MANILA, Philippines – The Philippine government is keeping all its options open amid growing tensions over the presence of Chinese vessels in the contested South China Sea, the Department of National Defense (DND) said.
Disputes over the resource-rich waters have escalated in March after the Philippine military spotted more than 200 Chinese boats at the Julian Felipe Reef.
China claims that the area is part of its traditional fishing ground and that the vessels there were not a maritime militia but fishing boats that were only seeking temporary shelter due to rough sea conditions.
The Philippine government, however, insists that Julian Felipe Reef is part of the Kalayaan Island Group and lies in the Exclusive Economic Zone of the Republic of the Philippines. It is located 175 nautical miles west of Bataraza town in Palawan and 638,229 nautical miles from Hainan Island.
The Philippine Department of Foreign Affairs has repeatedly fired off diplomatic protest and called for the immediate withdrawal of the vessels. China, however, refused the appeals.
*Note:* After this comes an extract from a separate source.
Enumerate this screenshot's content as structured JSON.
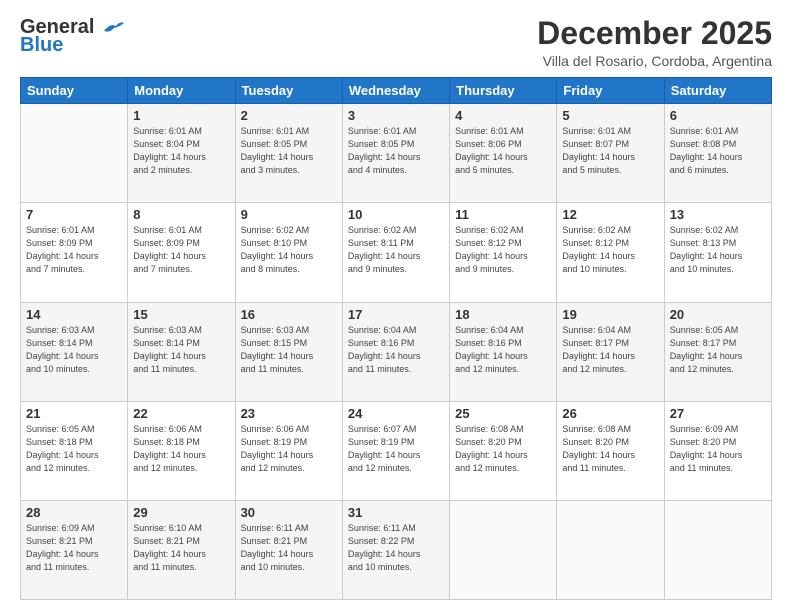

“As the situation in the West Philippine Sea evolves, we keep all our options open in managing the situation, including leveraging our partnerships with other nations such as the United States,” DND spokesperson Director Arsenio Andolong said in a statement.
Andolong’s issued the statement after the United States reminded China of Washington’s obligations to its treaty partners, including the Philippines, in the event of an attack in the waters.
“An armed attack against the Philippines’ armed forces, public vessels or aircraft in the Pacific, including in the South China Sea, will trigger our obligations under the US-Philippines Mutual Defense Treaty,” State Department spokesman Ned Price said on Wednesday.
“We share the concerns of our Philippine allies regarding the continued reported massing of PRC maritime militia near the Whitsun Reef,” Price said, referring to the People’s Republic of China.
Andolong said the United States’ admonition to China against the use of force on Philippine public vessels and aircraft, which are performing their constitutional mandate to protect and defend Philippine rights in the South China Sea, including the West Philippine Sea, “is an additional affirmation of the long-standing partnership between our two countries.”
“This also demonstrates the strength of our alliance and mutual commitment to promote the rules-based international order,” he added.
Andolong said the Philippines is closely coordinating with the United States on the matter of mutual defense.
“Both parties are committed to undertake their obligations under the Mutual Defense Treaty so that neither stands alone in these issues involving the two states’ inherent right of self-defense, individually and collectively,” he said.
“We remain committed to protecting and defending our national interests while upholding the security and stability in the region through a peaceful and rules-based approach,” he added.